Here is a statement sure to spark controversy — the "Star Wars" prequels do not deserve the hate. In fact, I love them. Truthfully, this wasn’t always the case; I maligned the prequels as proof of the series' downhill slide for years. Sound familiar?
It wasn’t until Disney’s sequel trilogy royally dropped the ball that the beauty of the oft derided prequel saga was revealed. Some haven’t watched them in a few years, some have only heard of their faults and some have a bad taste left in their mouth by the Disney sequels. Regardless, it's time to give the "Star Wars" prequels another chance.
Just as he was with the originals, George Lucas was daring, unafraid to try new ideas and explore new themes. He wrought a trilogy wholly unlike anything that had come before, but this time, he was met with arguably unprecedented backlash. The prequel trilogy was disparaged as an affront to the original saga, with critics ignoring the myriad of elements worthy of celebration. The prequels get so much right, yet they are scorned because they are different.
Or perhaps, truthfully, they are scorned because they were not what we expected.
George Lucas once described the prequels as poetry — intended to mirror, complement and juxtapose the original saga.
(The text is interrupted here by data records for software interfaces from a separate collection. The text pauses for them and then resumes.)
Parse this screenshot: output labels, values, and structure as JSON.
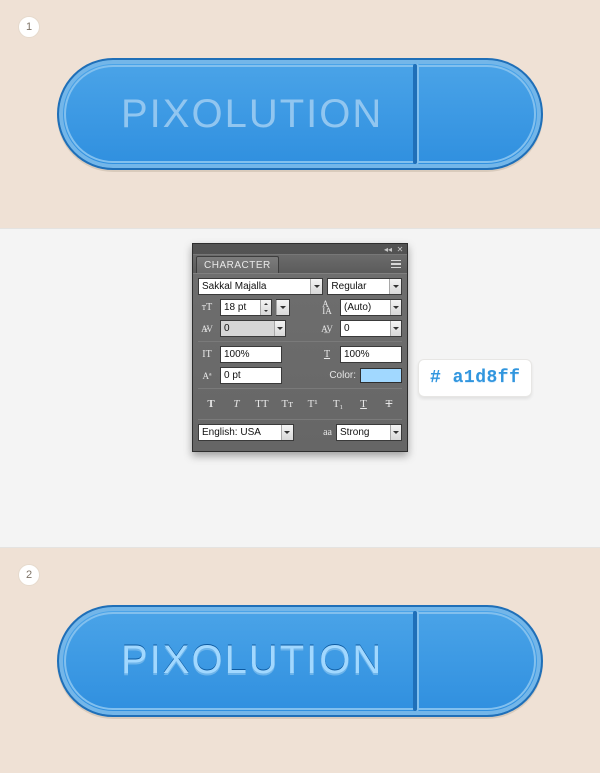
{
  "step1_num": "1",
  "step2_num": "2",
  "button_label_1": "PIXOLUTION",
  "button_label_2": "PIXOLUTION",
  "swatch_text": "# a1d8ff",
  "panel": {
    "tab": "CHARACTER",
    "font_family": "Sakkal Majalla",
    "font_style": "Regular",
    "font_size": "18 pt",
    "leading": "(Auto)",
    "kerning": "0",
    "tracking": "0",
    "vscale": "100%",
    "hscale": "100%",
    "baseline": "0 pt",
    "color_label": "Color:",
    "color_hex": "#a1d8ff",
    "language": "English: USA",
    "aa_label": "aa",
    "aa_mode": "Strong",
    "ot": {
      "bold": "T",
      "italic": "T",
      "allcaps": "TT",
      "smallcaps": "Tт",
      "superscript": "T¹",
      "subscript": "T₁",
      "underline": "T",
      "strike": "T"
    }
  }
}
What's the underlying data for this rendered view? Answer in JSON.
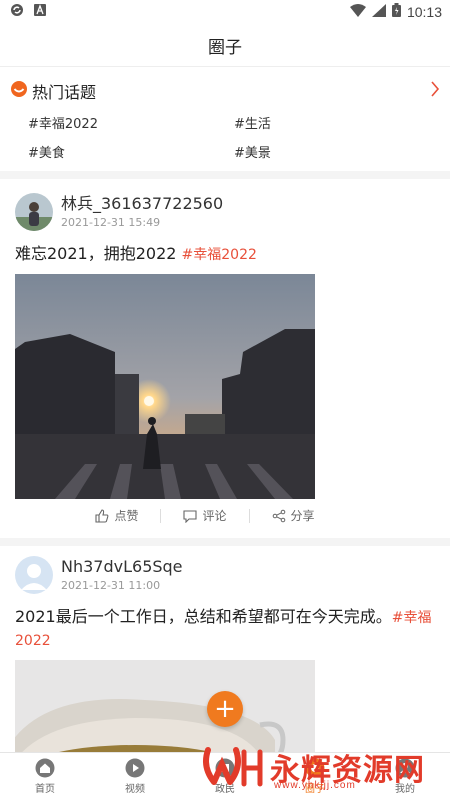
{
  "status_bar": {
    "time": "10:13"
  },
  "header": {
    "title": "圈子"
  },
  "hot_topics": {
    "title": "热门话题",
    "items": [
      "#幸福2022",
      "#生活",
      "#美食",
      "#美景"
    ]
  },
  "posts": [
    {
      "username": "林兵_361637722560",
      "time": "2021-12-31 15:49",
      "text": "难忘2021，拥抱2022 ",
      "tag": "#幸福2022",
      "actions": {
        "like": "点赞",
        "comment": "评论",
        "share": "分享"
      }
    },
    {
      "username": "Nh37dvL65Sqe",
      "time": "2021-12-31 11:00",
      "text": "2021最后一个工作日，总结和希望都可在今天完成。",
      "tag": "#幸福2022"
    }
  ],
  "fab": {
    "label": "+"
  },
  "tabbar": {
    "items": [
      {
        "label": "首页"
      },
      {
        "label": "视频"
      },
      {
        "label": "政民"
      },
      {
        "label": "圈子"
      },
      {
        "label": "我的"
      }
    ]
  },
  "watermark": {
    "text": "永辉资源网",
    "url": "www.yhkjjj.com"
  },
  "colors": {
    "accent": "#f07a1f",
    "tag": "#e8503a"
  }
}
They exist to tell a different type of story than the original trilogy; instead of the classic hero’s journey of overcoming hardships, the prequels tell the tale of an innocent child whose upbringing and hardships lead to his fall from grace. Instead of the dogmatic, black and white portrayal of morality from the original movies, the prequels challenge this notion with a much more morally ambiguous world.
The prequels excel in world building, expanding the "Star Wars" universe by leaps and bounds and introducing new planets and cultures. The story is more ambitious this time around, consisting of many distinct and interwoven plot lines, unified by the idea that a Sith Lord created a seemingly local conflict to give himself control of the galaxy. These details resonate with the established universe, adding a nuanced gravitas to a previously established canon.
Critics of the prequels attack the films from several angles. Admittedly, the pacing can suffer in parts, and the earlier films are plagued by inconsistency.
Regardless, most criticisms of the films are fundamentally flawed. They attack the awkward character and dialogue of Anakin as a sign of poor directing, forgetting he is a former slave raised by warrior monks — of course he is not smooth with the ladies. They attack the portrayal and stilted dialogue of the Jedi, disregarding that they are intentionally written as laconic as possible. They attack the use of CGI, although it is this very technology that enabled Lucas to expand his universe like he did. They attack Jar Jar Binks as being childish, forgetting "Star Wars" is intended to appeal to kids, not just adults.
Ultimately, this balance is the great strength of "Star Wars" — aimed at children yet complex enough to be enjoyed by adults. The prequels achieve this subtlety in fresh, invigorating ways while creating an exceptionally fun atmosphere to boot. Maybe the critics are right. Maybe the prequels are flawed movies; they are definitely not perfect.
However, the prequels are exceptional additions to the "Star Wars" universe — daring, unafraid to push the boundaries and take risks. Not every beat might have stuck the landing, but, by God, the ones that did show the very soul of "Star Wars" shining through.
For those who haven’t watched them in a few years or have only heard of their faults, it's time to give the "Star Wars" prequels a fresh chance. There are parts difficult to love, but there is also a great deal of complexity, continuity, adventure, fantasy and beauty that made believers of a whole new generation. Isn’t that what watching "Star Wars" is all about?